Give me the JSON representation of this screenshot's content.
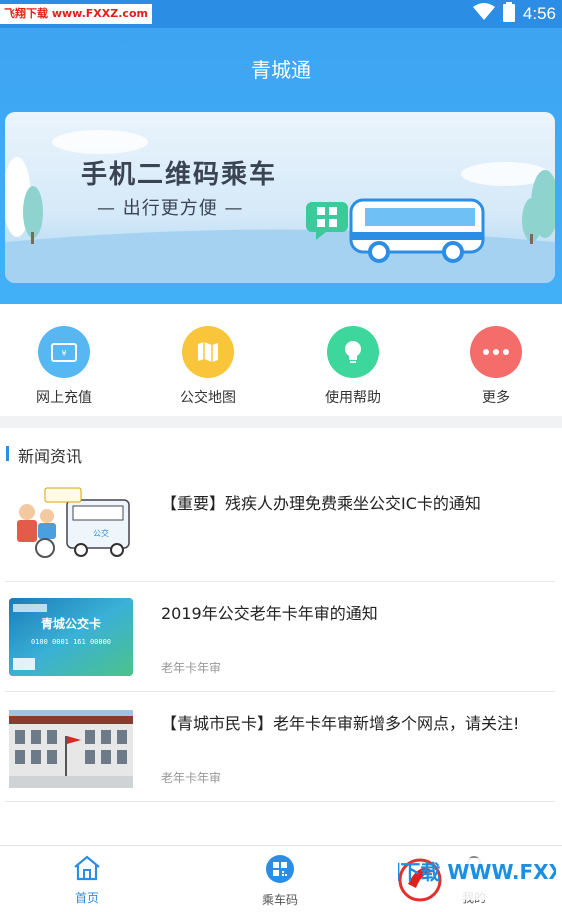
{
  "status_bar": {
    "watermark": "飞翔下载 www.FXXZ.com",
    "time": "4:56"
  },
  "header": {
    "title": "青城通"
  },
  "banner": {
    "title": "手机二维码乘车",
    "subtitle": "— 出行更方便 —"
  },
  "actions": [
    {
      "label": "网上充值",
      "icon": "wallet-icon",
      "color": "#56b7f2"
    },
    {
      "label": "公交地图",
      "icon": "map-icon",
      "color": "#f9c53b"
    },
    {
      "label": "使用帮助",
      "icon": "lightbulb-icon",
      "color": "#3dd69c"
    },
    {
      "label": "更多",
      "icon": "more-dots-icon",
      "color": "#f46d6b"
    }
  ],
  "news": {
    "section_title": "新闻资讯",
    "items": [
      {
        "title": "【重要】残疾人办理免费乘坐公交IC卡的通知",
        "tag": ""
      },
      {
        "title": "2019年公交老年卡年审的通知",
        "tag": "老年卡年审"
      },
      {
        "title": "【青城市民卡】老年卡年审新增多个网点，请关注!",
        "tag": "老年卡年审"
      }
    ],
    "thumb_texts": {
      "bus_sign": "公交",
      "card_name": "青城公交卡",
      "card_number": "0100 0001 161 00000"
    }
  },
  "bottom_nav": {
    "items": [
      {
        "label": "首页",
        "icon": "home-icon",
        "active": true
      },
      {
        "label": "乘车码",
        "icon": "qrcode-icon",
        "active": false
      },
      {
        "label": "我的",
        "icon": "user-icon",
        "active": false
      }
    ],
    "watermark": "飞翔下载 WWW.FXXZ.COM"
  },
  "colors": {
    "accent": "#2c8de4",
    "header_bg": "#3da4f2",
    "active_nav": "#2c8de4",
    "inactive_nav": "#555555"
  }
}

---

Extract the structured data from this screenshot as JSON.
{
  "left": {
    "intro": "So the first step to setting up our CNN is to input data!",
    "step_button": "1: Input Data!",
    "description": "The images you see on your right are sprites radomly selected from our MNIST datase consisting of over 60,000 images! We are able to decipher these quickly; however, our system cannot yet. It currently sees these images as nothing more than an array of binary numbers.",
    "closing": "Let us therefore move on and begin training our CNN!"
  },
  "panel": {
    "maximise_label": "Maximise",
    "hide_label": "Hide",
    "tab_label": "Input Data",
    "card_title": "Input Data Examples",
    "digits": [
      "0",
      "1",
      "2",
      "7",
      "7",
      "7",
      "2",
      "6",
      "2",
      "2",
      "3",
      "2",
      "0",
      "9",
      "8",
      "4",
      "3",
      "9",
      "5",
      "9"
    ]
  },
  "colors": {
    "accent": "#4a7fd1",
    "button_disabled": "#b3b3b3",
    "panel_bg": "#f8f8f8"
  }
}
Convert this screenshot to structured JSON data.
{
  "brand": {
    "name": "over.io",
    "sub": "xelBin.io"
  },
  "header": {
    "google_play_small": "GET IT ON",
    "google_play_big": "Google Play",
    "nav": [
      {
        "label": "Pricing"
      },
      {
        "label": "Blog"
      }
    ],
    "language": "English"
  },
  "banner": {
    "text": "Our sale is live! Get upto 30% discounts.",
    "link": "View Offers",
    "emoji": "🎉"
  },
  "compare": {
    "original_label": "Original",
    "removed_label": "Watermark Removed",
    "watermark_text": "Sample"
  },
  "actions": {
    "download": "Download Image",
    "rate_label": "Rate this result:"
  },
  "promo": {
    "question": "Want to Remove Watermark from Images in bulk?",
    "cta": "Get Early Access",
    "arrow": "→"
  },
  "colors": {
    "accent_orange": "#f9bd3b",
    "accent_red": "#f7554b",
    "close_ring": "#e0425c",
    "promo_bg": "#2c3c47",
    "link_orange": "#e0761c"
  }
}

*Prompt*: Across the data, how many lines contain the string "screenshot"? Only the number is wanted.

*Answer for the task*: 3